By Emma Amaize
WARRI- NATIONAL coordinator of the Forum for Justice and Human Rights Defence, FJHD, Oghenjabor Ikimi, weekend, lamented that the cost of governance in Nigeria was too high, saying, he could not comprehend why a Senator earns as much as N15 million and member of the House of Representatives – about N12 monthly.
Responding to the recent statement in Abuja by the Federal Government through the Minister of Information and Orientation, Mr. Labaran Maku to the effect that the nation’s economy would collapse if the deregulation of the downstream sector was not implemented, he said, “I volcanically disagree with the Federal Government.”
His words, “I make bold to say that it is the prohibitive cost of governance that would eventually truncate the Nigerian economy, rather than its petroleum subsidy regime.
“I am yet to come to terms with the prohibitive cost of running both the Federal Government and the National Assembly and if I may ask, why is a Nigerian Senator earning as much as N15million per month
“Or better still, why should a member of the Nigerian lower house earn as much as N12million per month in terms of salaries and allowances, outside their constituency allowances”, he asserted.
Ikimi said, “The numerous senseless overseas trips by the President with huge government delegations often transcend into billions of naira in terms of estacode and otherwise.
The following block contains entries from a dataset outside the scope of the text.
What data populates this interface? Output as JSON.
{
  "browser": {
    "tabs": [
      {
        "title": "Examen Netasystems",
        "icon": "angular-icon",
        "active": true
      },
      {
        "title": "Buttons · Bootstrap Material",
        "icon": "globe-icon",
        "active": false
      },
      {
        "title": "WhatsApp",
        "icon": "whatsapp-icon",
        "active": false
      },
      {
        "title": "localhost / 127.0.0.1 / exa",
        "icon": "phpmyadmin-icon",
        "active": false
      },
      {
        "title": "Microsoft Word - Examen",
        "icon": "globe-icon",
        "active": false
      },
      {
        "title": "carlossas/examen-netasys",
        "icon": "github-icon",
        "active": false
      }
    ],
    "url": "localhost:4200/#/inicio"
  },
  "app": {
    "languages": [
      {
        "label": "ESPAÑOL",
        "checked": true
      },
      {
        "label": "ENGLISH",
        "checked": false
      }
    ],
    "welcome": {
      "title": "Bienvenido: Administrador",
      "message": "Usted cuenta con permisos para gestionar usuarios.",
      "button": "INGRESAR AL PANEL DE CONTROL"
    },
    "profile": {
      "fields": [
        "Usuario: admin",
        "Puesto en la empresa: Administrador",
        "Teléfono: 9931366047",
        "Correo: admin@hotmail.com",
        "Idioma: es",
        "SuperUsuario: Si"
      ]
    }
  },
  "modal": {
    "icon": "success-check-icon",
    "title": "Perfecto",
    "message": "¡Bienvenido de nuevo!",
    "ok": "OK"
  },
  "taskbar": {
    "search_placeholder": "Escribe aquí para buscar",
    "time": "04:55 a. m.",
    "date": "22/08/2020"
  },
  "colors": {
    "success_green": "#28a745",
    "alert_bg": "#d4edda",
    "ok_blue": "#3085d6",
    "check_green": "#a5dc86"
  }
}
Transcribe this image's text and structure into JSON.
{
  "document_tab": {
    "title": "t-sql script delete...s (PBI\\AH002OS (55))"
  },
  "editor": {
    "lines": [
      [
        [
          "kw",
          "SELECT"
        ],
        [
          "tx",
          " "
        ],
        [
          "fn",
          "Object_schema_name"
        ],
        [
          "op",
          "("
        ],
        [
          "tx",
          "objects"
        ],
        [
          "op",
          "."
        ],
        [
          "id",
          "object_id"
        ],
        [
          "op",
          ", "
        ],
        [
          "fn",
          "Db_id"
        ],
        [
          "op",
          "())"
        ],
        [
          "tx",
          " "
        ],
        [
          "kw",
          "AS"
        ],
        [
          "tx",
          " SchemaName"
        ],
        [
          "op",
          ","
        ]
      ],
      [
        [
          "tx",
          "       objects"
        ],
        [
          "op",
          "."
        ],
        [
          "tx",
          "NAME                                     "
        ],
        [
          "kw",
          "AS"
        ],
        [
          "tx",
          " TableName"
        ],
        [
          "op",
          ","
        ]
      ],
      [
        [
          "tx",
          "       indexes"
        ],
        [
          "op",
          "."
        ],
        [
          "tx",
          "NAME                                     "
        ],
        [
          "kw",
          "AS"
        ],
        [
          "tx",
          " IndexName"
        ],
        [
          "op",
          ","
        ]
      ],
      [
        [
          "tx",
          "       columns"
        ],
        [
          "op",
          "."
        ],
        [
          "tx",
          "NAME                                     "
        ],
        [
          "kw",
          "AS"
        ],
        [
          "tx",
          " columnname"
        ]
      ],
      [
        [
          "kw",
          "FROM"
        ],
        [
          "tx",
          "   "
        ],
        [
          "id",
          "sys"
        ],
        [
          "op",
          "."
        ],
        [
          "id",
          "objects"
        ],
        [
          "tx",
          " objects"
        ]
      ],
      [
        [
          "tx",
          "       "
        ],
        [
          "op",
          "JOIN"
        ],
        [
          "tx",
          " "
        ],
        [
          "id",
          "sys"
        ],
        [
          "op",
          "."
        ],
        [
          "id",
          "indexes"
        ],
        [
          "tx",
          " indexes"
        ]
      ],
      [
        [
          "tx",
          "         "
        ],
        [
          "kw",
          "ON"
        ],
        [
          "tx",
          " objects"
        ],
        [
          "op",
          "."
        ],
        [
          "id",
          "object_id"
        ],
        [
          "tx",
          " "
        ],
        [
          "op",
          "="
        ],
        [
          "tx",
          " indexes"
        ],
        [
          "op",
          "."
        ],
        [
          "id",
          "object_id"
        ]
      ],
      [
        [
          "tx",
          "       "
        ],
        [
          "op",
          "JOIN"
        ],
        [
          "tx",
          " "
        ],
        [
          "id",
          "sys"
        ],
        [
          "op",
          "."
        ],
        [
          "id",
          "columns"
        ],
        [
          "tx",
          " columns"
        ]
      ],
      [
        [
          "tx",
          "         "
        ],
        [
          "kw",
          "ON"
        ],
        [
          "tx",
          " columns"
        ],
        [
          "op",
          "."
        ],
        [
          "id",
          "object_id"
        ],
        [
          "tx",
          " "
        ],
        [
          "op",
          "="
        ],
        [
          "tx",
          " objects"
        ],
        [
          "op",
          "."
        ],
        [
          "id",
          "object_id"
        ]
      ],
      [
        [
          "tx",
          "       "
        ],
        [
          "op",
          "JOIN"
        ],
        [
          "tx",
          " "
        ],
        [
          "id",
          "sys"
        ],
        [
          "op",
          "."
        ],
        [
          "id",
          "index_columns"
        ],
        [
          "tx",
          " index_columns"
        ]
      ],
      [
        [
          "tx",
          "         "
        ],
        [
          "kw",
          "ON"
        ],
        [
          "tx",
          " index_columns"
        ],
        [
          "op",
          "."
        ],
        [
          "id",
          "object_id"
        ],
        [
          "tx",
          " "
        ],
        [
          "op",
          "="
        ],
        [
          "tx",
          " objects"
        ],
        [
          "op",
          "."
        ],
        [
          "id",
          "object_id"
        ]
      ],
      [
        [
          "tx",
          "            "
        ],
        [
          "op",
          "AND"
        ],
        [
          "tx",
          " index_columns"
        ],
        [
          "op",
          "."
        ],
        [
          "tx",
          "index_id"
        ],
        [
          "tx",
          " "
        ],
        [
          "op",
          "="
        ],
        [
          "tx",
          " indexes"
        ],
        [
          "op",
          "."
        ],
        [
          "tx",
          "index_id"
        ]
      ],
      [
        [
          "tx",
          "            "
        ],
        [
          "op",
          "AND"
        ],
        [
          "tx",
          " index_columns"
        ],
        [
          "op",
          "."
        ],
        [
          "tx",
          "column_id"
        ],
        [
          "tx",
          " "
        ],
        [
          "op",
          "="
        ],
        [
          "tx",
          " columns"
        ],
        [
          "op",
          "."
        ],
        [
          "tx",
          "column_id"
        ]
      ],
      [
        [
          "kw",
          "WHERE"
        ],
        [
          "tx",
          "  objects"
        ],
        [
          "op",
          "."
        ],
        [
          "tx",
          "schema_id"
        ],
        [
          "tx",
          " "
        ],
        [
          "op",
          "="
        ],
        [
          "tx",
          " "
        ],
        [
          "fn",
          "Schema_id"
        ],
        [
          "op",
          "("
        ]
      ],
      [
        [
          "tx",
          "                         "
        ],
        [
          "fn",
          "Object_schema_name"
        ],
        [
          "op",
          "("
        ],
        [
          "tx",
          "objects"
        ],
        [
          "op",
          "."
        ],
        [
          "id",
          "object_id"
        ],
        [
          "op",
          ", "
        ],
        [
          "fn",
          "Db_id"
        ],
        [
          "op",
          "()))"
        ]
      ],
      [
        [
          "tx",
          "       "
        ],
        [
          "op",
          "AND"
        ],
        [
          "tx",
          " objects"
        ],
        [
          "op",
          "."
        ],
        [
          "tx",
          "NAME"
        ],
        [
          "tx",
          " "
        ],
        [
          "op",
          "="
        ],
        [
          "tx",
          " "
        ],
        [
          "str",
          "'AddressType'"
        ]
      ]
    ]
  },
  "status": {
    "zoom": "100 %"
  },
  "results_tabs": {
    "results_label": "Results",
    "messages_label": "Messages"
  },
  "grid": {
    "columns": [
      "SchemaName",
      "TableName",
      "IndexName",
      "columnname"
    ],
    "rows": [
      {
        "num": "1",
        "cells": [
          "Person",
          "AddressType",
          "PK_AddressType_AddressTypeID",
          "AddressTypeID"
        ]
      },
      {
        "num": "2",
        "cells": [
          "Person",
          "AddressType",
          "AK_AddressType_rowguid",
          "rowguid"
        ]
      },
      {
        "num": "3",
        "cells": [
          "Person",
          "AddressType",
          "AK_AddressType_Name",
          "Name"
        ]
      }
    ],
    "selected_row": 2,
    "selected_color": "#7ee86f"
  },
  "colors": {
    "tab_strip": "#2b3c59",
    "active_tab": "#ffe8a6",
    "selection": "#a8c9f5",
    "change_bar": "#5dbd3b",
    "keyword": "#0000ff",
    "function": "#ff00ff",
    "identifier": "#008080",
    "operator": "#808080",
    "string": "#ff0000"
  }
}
Why on earth is the Federal Government bent on hiking the pump price of petrol when, as a matter of fact , an Abuja High Court has since declared illegal the deregulation of the down- stream sector.”
“In order words, why is the Federal Government still trying to market or promote an illegal policy to Nigerians in the face of the above court verdict, which it is yet to appeal against.
“The above, no doubt, is provocative and Nigerians would resist same. I, therefore, call on the Federal Government to reduce its cost of governance by half, while the jumbo salaries and allowances should be jettisoned in the interest of our ailing economy,” he added.
By Emma Amaize